"What justifies metro is what Arlington has done, where half of the people living in the metro corridor use the metro to go to work," said Moran. Instead of luxury condos, he said the land should be used for some affordable and workforce housing, with sufficient incentives for developers to make a profit. People who should live there, he said, are those who would be working in local businesses in Tysons Corner, such as retail workers. Instead, said Moran, the developer chose to maximize its profits by providing luxury housing for those who would not use the metro.
"I don't think [metro in Tysons] is going to work," said Moran. "Having said that, I'm going to push for it."
According to Moran, Tysons Corner should be where Fairfax County proves it deserves more metro rail. Moran said he liked the mixed-use development that was recently approved by the Fairfax County Board of Supervisors around Tysons Corner Shopping Center. The Macerich Company plans on building eight towers around the mall, some of them residential, including up to 121 affordable and workforce units.
The other Fairfax County job center along the proposed rail route also has its flaws, said Moran. "Reston is not going to work either, because [the proposed metro line] is not close enough to Reston Town Center, where the action is," he said.
RESTON RESIDENT, and Reston Association Transportation Advisory Committee co-chair, Dave Edwards, said mistakes had been made in planning the land use around the area of the proposed metro line in Tysons Corner. Edwards said land use should have been planned in consideration of transportation, not separately from transportation. However, he said, there is still time for improvement. "It's not a dead issue," said Edwards. There are people in Tysons Corner, and certainly people in Reston, who want to see rail to Dulles Airport completed, said Edwards.
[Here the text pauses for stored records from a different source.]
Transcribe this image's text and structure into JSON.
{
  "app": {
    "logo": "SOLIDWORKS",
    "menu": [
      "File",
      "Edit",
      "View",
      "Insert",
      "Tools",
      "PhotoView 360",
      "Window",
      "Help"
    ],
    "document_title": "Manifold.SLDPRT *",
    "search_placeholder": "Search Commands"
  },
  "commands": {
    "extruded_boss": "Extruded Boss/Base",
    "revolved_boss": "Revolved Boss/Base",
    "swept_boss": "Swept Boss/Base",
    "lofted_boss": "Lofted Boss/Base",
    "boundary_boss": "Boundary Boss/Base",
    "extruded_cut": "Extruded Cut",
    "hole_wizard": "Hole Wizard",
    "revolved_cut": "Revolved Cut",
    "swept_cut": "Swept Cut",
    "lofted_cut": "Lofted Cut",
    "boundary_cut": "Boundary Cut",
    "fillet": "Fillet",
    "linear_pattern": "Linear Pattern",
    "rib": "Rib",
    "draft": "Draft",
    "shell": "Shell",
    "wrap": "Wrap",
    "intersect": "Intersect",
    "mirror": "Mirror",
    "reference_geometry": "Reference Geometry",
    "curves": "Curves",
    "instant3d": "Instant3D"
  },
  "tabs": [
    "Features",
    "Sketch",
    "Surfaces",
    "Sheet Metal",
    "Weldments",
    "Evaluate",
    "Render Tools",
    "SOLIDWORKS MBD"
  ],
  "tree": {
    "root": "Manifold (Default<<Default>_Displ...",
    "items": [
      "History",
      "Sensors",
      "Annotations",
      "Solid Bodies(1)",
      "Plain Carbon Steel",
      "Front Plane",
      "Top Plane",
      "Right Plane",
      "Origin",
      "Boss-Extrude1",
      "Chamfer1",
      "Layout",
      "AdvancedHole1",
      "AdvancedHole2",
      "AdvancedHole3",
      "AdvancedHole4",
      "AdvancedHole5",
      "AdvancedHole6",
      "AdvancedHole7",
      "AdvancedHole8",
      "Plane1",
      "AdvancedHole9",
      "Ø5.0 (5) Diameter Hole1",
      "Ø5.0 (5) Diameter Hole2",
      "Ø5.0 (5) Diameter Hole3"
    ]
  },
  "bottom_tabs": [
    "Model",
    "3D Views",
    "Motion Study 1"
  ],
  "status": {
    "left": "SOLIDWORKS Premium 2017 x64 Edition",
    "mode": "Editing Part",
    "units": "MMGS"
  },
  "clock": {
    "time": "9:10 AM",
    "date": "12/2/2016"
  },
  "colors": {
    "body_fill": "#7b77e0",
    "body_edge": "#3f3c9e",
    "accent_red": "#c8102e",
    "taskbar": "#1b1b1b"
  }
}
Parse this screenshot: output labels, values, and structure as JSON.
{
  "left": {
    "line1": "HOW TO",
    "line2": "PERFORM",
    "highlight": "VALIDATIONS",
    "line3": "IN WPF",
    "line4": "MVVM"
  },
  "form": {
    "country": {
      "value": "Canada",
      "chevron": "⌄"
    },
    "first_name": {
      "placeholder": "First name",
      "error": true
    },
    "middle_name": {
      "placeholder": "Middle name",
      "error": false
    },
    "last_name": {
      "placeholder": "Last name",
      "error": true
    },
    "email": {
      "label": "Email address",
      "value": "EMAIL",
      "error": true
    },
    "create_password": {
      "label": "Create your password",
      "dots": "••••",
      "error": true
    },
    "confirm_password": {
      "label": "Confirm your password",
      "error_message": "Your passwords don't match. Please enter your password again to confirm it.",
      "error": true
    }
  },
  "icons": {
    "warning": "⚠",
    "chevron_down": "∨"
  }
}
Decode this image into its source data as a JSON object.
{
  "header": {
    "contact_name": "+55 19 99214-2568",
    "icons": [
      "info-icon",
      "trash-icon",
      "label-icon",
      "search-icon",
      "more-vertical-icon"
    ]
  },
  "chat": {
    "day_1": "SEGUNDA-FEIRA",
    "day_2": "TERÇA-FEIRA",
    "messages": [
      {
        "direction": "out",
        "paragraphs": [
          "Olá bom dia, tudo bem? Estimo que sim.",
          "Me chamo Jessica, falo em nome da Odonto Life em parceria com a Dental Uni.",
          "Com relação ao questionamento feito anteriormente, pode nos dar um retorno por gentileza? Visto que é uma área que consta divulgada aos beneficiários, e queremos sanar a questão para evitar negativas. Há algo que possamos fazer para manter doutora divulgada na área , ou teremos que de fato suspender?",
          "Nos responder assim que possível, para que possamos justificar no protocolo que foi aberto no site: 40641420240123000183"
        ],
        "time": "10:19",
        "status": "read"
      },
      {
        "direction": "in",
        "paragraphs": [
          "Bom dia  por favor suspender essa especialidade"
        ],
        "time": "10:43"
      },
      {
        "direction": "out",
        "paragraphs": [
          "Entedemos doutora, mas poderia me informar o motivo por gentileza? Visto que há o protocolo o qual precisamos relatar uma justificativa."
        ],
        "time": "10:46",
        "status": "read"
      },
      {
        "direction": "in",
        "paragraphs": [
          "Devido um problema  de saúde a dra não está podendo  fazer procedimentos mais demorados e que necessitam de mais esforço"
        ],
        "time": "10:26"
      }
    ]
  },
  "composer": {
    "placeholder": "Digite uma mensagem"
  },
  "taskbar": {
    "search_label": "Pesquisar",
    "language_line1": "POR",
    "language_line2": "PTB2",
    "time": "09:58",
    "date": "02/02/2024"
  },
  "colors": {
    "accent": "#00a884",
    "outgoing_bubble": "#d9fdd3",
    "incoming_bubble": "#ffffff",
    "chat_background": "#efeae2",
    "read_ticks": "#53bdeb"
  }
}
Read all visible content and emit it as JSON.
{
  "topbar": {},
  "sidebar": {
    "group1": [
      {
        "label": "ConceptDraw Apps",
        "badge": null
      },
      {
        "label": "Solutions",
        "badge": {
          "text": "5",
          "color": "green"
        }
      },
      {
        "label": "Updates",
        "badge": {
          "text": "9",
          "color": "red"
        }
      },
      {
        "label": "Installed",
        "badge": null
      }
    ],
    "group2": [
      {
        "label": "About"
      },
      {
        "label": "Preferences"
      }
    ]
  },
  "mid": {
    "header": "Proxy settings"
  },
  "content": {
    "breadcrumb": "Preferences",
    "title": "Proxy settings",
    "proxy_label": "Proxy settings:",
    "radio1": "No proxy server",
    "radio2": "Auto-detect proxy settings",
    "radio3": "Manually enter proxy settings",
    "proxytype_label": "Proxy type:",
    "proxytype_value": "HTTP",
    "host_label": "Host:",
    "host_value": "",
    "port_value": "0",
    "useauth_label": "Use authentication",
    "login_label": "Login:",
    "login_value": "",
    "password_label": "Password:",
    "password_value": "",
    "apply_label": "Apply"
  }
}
He added that the federal government should set basic regulations when funding rail projects, while local residents and experts work out the details of the projects. Edwards then conceded that such hands-off funding from the federal government would never happen.
Moran also warned that if the rail project incurred any more cost, it might lose nearly a billion dollars of federal government funding. "This project is right on the edge. Just a little more cost and you'll topple over," said Moran.
Supervisor Catherine Hudgins (D-Hunter Mill) said the project is close to obtaining a full funding grant agreement and beginning construction. She said the Fairfax County Board of Supervisors adopted a resolution two weeks ago in which it states it is committed to the project as it was approved. "Metrorail [to Dulles] is the number one priority of Fairfax County," added Hudgins.